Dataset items
* * *

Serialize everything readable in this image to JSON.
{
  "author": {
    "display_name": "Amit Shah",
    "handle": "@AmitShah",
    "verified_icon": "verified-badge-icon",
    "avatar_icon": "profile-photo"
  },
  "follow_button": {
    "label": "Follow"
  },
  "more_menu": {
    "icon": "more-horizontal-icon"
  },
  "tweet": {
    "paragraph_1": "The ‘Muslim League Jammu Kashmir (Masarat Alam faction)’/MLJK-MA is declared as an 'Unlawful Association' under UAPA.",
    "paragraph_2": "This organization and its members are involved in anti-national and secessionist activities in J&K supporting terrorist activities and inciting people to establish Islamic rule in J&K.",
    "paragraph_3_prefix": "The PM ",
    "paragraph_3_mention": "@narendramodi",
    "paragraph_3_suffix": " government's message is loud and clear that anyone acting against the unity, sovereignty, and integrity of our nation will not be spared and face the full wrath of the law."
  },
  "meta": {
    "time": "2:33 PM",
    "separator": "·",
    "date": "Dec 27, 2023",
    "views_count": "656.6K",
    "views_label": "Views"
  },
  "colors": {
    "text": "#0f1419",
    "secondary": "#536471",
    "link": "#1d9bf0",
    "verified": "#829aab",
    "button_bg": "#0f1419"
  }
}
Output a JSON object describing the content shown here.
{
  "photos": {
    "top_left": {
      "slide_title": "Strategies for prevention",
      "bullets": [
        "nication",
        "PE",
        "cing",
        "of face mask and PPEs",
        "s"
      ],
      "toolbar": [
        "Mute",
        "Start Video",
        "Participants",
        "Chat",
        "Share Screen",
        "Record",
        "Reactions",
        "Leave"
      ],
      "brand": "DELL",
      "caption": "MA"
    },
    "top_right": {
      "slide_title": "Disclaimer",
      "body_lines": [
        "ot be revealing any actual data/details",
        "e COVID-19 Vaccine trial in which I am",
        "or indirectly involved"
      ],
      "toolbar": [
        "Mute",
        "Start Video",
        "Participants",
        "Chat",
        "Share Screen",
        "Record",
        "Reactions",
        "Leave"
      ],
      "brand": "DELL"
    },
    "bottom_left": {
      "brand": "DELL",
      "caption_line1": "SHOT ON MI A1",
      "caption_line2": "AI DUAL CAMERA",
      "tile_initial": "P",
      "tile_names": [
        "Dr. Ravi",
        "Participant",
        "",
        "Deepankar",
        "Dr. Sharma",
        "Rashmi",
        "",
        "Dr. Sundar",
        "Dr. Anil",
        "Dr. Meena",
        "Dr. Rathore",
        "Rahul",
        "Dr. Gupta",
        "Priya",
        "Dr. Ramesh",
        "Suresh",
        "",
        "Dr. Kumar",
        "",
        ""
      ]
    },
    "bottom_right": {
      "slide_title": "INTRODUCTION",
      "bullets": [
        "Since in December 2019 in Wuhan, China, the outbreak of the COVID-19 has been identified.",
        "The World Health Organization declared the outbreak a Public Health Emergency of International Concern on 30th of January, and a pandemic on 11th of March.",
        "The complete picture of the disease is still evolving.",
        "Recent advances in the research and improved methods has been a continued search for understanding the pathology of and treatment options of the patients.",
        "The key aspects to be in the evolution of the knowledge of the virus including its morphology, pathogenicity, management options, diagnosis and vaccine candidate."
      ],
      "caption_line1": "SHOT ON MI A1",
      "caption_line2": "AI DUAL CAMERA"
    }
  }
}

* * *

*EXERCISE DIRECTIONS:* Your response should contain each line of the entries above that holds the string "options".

*RESULT OF THIS EXERCISE:*
        "Recent advances in the research and improved methods has been a continued search for understanding the pathology of and treatment options of the patients.",
        "The key aspects to be in the evolution of the knowledge of the virus including its morphology, pathogenicity, management options, diagnosis and vaccine candidate."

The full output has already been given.